Picking cams a shot in the dark? Fret not
The Star/Asia News Network
GIVING a camera as a Christmas gift is not something one should do without first considering a number of factors - aside from the cost, your chief consideration is whether the recipient is already allied to a particular brand.
Like dog or cat owners, photographers tend to be relatively loyal to their brands. If you're married to a shutterbug, it's probably best to sit down and talk about the photography-related gift and not keep it a surprise.
However, if you're giving a camera to a person who has never owned one, we've a few ideas.
CAMERA FOR KIDS
The problem is that cameras aren't cheap and are usually too large for a child's hands.
Well, the Q10 is just the opposite - this 12.4MP mirrorless interchangeable-lens camera is super tiny and is full-featured. The Q10 can hide within the palm of an adult-sized hand and yet has a host of features, including sensor-shift optical image stabilisation, a full complement of shooting modes and a 3-inch LCD screen on the back.
Pentax has three Q mount lenses that can be purchased separately, ranging from telephoto to fisheye, and at prices that are relatively affordable. It comes in a bewildering array of colour options, which should also appeal to kids.
The Q10 has a list price of $959 with the kit lens.
At $999 with the 18-55mm kit lens, the Canon EOS 100D is not just a budget DSLR, but is also one of the smallest DSLRs on the market. It's actually not much bigger than some mirrorless interchangeable-lens cameras on the market, even though it's a full-blown DSLR with a mirrorbox and which accepts all Canon EF and EF-S lenses.
Despite the size, the EOS 100D comes with an 18MP sensor, 1080p 30fps video recording and even a 3-inch touch-sensitive LCD screen that allows you to navigate, focus or shoot photos by tapping on the screen.
Well worth considering, if price and size are the criteria.

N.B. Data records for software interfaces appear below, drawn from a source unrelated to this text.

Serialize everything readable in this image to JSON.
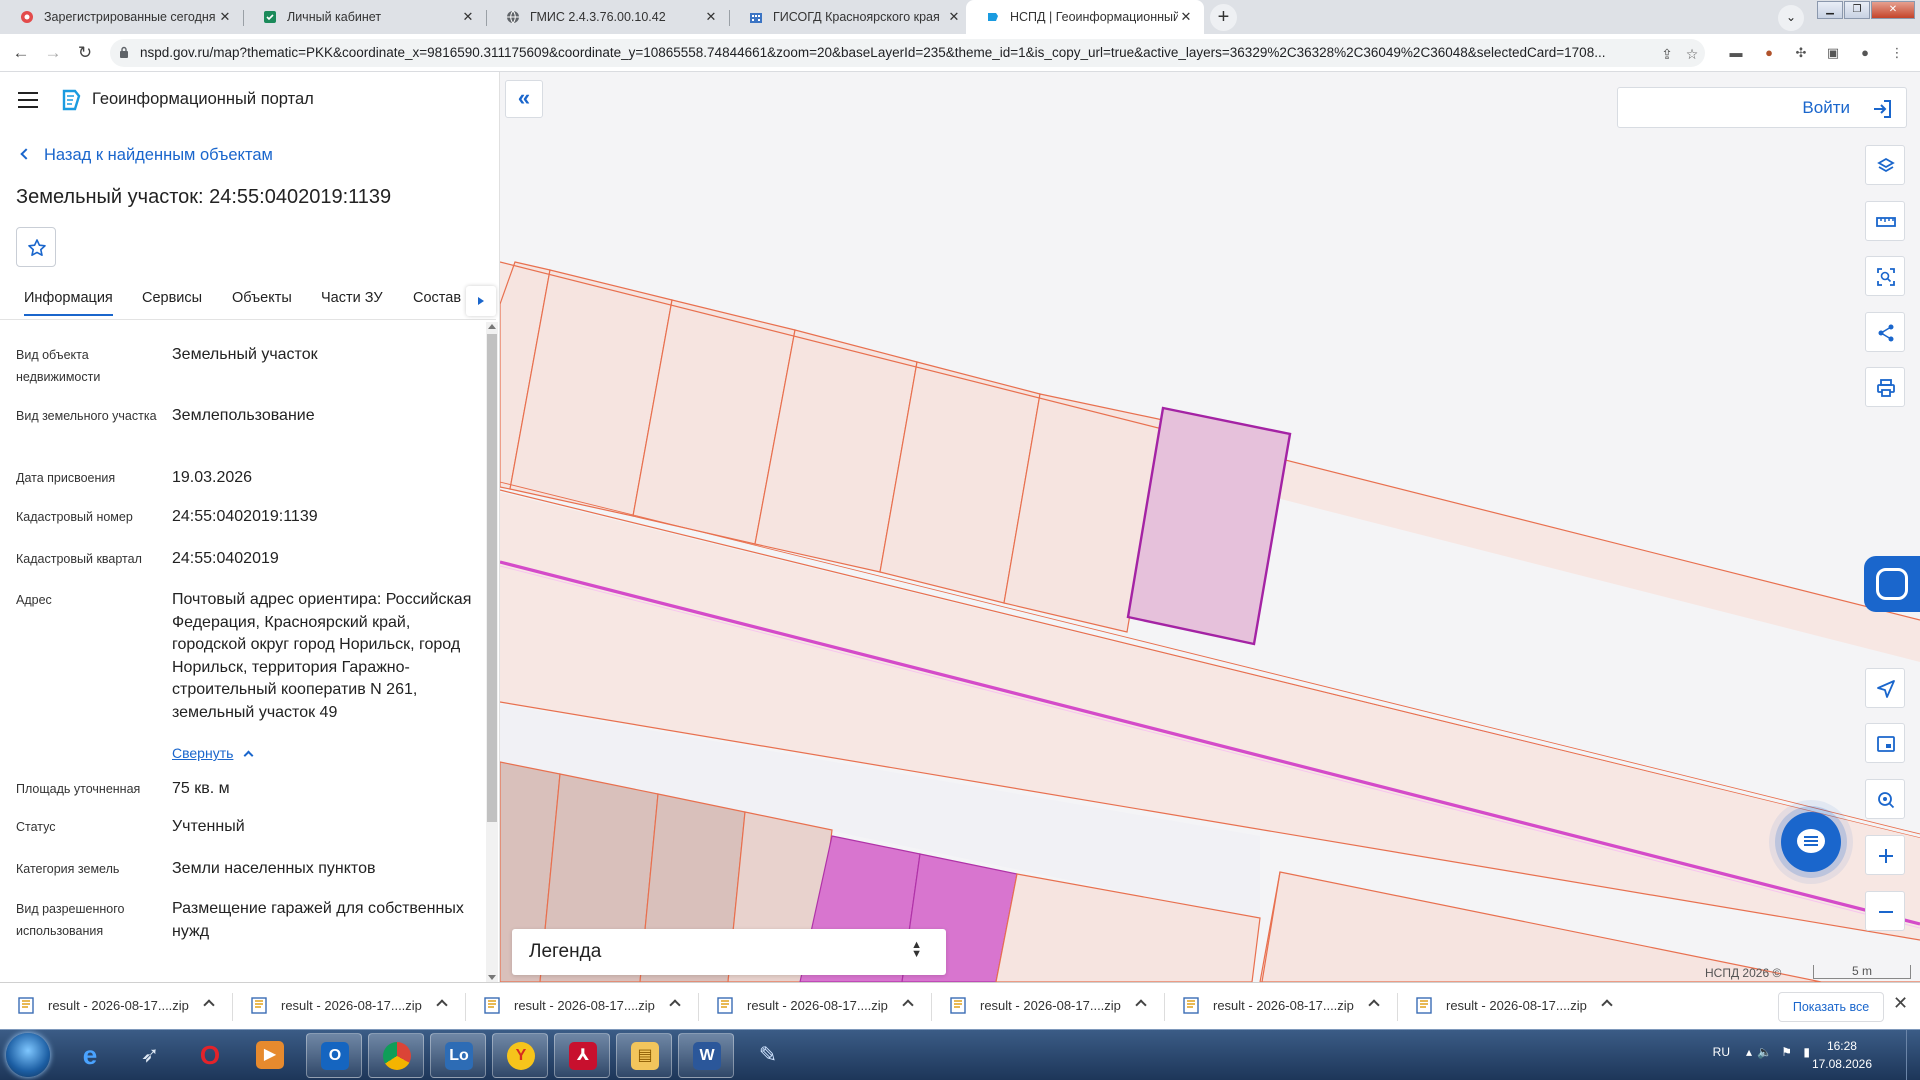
{
  "browser": {
    "tabs": [
      {
        "title": "Зарегистрированные сегодня",
        "active": false
      },
      {
        "title": "Личный кабинет",
        "active": false
      },
      {
        "title": "ГМИС 2.4.3.76.00.10.42",
        "active": false
      },
      {
        "title": "ГИСОГД Красноярского края",
        "active": false
      },
      {
        "title": "НСПД | Геоинформационный по",
        "active": true
      }
    ],
    "url": "nspd.gov.ru/map?thematic=PKK&coordinate_x=9816590.311175609&coordinate_y=10865558.74844661&zoom=20&baseLayerId=235&theme_id=1&is_copy_url=true&active_layers=36329%2C36328%2C36049%2C36048&selectedCard=1708..."
  },
  "portal": {
    "title": "Геоинформационный портал",
    "back_link": "Назад к найденным объектам",
    "object_title": "Земельный участок: 24:55:0402019:1139",
    "tabs": [
      "Информация",
      "Сервисы",
      "Объекты",
      "Части ЗУ",
      "Состав"
    ],
    "properties": [
      {
        "label": "Вид объекта недвижимости",
        "value": "Земельный участок"
      },
      {
        "label": "Вид земельного участка",
        "value": "Землепользование"
      },
      {
        "label": "Дата присвоения",
        "value": "19.03.2026"
      },
      {
        "label": "Кадастровый номер",
        "value": "24:55:0402019:1139"
      },
      {
        "label": "Кадастровый квартал",
        "value": "24:55:0402019"
      },
      {
        "label": "Адрес",
        "value": "Почтовый адрес ориентира: Российская Федерация, Красноярский край, городской округ город Норильск, город Норильск, территория Гаражно-строительный кооператив N 261, земельный участок 49"
      },
      {
        "label": "Площадь уточненная",
        "value": "75 кв. м"
      },
      {
        "label": "Статус",
        "value": "Учтенный"
      },
      {
        "label": "Категория земель",
        "value": "Земли населенных пунктов"
      },
      {
        "label": "Вид разрешенного использования",
        "value": "Размещение гаражей для собственных нужд"
      }
    ],
    "collapse_label": "Свернуть"
  },
  "map": {
    "login_label": "Войти",
    "legend_label": "Легенда",
    "attribution": "НСПД 2026 ©",
    "scale_label": "5 m",
    "colors": {
      "parcel_line": "#e8704f",
      "parcel_fill": "#f6e4e0",
      "selected_fill": "#e6c1db",
      "selected_line": "#a423a4",
      "highlight_fill": "#d875cf",
      "road_line": "#d44bc9"
    }
  },
  "downloads": {
    "items": [
      "result - 2026-08-17....zip",
      "result - 2026-08-17....zip",
      "result - 2026-08-17....zip",
      "result - 2026-08-17....zip",
      "result - 2026-08-17....zip",
      "result - 2026-08-17....zip",
      "result - 2026-08-17....zip"
    ],
    "show_all": "Показать все"
  },
  "taskbar": {
    "language": "RU",
    "time": "16:28",
    "date": "17.08.2026"
  }
}
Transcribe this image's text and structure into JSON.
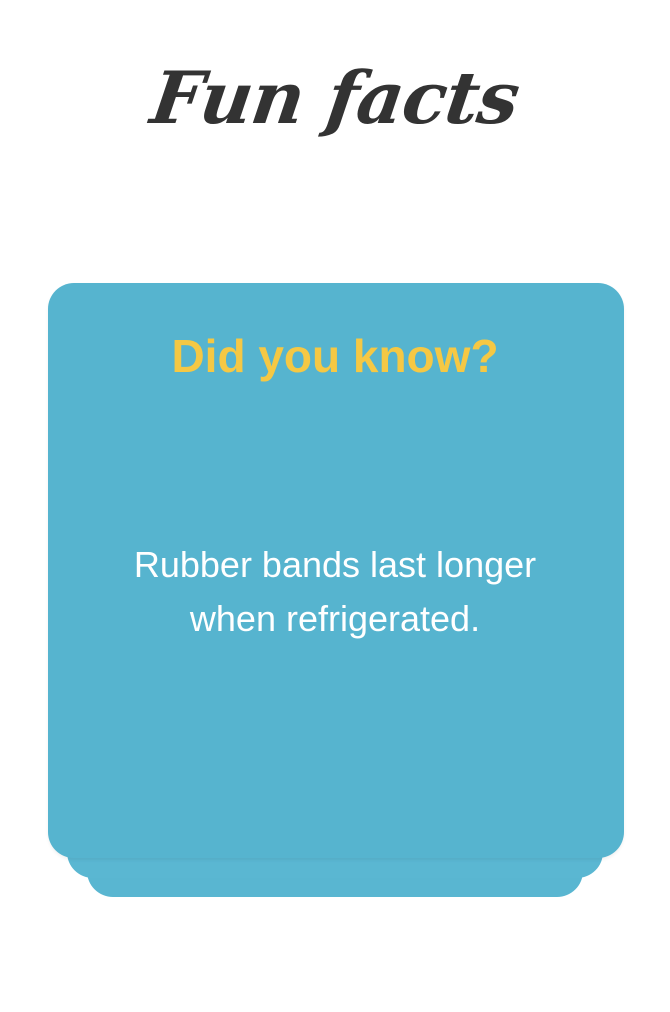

If it's quality you're looking for, then the Nikon D5300 should be on your list.
This newly launched model in the Nikon stable features a 24MP CMOS image sensor with no optical low-pass filter (which translates to sharper images in some situations) and a full complement of functions that will allow the budding photographer to grow with the camera.
The D5300's most notable features are its rotatable LCD screen, built-in Wi-Fi (for easy transfer of images to your Android or iOS device) and GPS (for tagging location information to your pictures). It has a list price of $1,279 with the 18-55mm kit lens.
STATE OF THE ART
If you're in a really giving mood and don't mind spending a little more for your loved one, consider either the Canon EOS 70D or the Nikon D7100.
Both DSLRs represent about the best one can get with DSLRs with APS-C-sized image sensors.
If the recipient is interested in shooting videos, then the EOS 70D is the better choice, as it features a rotating LCD screen and Canon's newly developed sensor, which provides faster and more accurate phase-detect autofocus in Live View and video shooting.
However, for the still photographer, the D7100 slightly edges out the 20MP EOS 70D in terms of image quality, with a slightly higher-resolution 24MP image sensor with no optical low-pass filter.
While the Canon, bundled with its 18-55mm kit lens, is slightly cheaper, for some extra cash, the D7100 comes with a lens with a longer "reach" at 18-105mm.
The EOS 70D has a list price of $1,499 (body only) while the D7100 costs $1,799 (body only).